_WHAT TO WORK ON_
Select and copy out every line in the records containing "image".

(Collected data)
══════════

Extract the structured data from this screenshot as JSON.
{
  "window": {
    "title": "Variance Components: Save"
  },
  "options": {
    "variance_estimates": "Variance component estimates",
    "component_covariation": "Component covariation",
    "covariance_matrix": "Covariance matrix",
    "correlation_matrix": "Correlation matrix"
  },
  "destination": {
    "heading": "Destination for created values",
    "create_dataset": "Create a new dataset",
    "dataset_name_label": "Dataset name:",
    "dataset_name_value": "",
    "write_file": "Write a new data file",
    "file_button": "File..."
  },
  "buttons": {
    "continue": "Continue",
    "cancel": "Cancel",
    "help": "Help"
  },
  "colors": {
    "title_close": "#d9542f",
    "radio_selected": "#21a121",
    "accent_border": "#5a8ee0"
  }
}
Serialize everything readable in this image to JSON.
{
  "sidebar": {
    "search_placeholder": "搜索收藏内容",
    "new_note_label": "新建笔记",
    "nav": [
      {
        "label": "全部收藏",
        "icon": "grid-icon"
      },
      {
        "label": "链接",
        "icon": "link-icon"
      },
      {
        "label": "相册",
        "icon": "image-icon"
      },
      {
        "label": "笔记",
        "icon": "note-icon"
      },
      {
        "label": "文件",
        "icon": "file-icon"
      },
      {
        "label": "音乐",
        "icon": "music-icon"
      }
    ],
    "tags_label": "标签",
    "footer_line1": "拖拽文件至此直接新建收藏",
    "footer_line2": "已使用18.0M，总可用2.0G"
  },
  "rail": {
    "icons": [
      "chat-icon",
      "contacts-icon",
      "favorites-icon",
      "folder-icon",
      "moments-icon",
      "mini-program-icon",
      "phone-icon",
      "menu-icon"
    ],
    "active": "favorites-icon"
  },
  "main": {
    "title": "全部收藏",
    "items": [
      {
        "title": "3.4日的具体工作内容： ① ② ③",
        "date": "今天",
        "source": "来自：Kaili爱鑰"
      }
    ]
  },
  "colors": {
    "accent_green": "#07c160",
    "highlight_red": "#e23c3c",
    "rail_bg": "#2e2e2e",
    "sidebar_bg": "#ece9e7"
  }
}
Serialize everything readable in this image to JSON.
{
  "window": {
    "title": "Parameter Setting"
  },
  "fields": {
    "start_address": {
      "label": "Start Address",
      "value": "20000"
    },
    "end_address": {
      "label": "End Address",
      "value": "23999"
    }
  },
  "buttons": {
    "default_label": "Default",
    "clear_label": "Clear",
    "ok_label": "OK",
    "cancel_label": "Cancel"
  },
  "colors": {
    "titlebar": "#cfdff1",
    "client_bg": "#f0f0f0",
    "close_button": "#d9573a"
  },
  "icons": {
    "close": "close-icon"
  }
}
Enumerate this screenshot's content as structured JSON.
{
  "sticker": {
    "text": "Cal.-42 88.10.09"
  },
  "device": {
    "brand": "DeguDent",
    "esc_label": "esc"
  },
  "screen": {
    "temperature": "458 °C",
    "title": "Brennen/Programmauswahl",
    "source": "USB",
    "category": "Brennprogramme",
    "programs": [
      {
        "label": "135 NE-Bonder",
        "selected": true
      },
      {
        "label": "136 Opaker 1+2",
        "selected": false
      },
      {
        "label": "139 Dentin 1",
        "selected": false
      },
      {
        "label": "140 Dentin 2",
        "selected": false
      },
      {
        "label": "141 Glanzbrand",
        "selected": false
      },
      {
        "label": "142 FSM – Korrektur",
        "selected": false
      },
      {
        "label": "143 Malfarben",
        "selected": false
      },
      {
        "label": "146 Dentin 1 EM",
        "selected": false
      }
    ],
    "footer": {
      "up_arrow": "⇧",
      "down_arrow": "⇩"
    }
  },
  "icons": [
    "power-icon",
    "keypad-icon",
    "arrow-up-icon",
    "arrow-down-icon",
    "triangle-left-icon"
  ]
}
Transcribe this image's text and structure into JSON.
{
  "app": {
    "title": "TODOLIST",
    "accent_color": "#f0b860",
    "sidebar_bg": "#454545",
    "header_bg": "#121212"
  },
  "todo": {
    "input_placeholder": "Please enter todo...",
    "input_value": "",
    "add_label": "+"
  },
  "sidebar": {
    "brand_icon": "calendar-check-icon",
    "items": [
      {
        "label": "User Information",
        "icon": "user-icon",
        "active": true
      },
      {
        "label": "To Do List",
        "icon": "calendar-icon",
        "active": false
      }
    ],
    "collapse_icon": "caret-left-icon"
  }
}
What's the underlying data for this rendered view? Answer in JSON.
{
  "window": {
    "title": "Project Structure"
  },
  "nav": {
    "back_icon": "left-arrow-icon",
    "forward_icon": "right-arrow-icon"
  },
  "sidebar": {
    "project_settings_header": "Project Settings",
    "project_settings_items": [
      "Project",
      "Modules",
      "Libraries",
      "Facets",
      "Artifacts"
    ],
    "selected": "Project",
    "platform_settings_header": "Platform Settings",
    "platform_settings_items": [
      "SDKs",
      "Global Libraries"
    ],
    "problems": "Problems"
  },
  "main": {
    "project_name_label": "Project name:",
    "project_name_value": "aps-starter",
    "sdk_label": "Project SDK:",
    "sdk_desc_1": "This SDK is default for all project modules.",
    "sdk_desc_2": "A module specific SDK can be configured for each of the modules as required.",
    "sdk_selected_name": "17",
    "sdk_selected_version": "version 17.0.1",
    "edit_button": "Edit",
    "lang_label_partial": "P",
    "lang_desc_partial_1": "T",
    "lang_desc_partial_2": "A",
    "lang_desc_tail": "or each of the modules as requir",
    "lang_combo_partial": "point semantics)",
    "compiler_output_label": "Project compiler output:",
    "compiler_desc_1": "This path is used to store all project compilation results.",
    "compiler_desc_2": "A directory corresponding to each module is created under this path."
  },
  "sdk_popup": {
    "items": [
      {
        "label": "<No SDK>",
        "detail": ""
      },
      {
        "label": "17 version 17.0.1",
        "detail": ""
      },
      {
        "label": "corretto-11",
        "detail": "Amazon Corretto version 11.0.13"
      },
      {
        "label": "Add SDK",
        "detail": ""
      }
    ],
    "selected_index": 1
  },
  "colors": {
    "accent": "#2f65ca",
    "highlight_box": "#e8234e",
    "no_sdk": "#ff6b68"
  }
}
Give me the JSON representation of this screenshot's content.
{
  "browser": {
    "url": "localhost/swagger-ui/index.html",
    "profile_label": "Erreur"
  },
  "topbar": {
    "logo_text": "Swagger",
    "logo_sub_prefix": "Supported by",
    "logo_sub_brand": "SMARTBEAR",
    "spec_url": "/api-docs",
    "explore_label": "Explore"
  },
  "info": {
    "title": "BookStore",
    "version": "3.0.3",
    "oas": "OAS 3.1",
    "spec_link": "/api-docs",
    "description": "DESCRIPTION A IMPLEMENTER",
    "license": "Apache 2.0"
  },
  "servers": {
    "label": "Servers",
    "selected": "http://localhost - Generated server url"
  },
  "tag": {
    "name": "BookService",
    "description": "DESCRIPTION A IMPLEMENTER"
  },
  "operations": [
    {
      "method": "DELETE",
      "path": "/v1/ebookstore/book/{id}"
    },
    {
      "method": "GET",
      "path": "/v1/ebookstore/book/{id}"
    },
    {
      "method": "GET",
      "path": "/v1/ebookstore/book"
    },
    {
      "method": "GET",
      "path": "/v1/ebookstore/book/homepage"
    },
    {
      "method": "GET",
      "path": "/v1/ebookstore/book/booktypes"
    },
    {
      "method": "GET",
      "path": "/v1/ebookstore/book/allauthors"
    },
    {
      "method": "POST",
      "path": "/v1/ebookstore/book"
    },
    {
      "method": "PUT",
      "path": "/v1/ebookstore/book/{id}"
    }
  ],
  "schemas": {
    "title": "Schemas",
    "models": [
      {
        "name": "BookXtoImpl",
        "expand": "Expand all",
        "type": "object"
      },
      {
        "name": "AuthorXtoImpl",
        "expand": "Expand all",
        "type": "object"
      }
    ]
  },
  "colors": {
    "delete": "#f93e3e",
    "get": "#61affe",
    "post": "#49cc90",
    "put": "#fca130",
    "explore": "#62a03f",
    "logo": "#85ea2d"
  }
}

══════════

_OUTPUT_
Serialize everything readable in this image to JSON.
        "icon": "image-icon"
Serialize everything readable in this image to JSON.
Transcribe this image's text and structure into JSON.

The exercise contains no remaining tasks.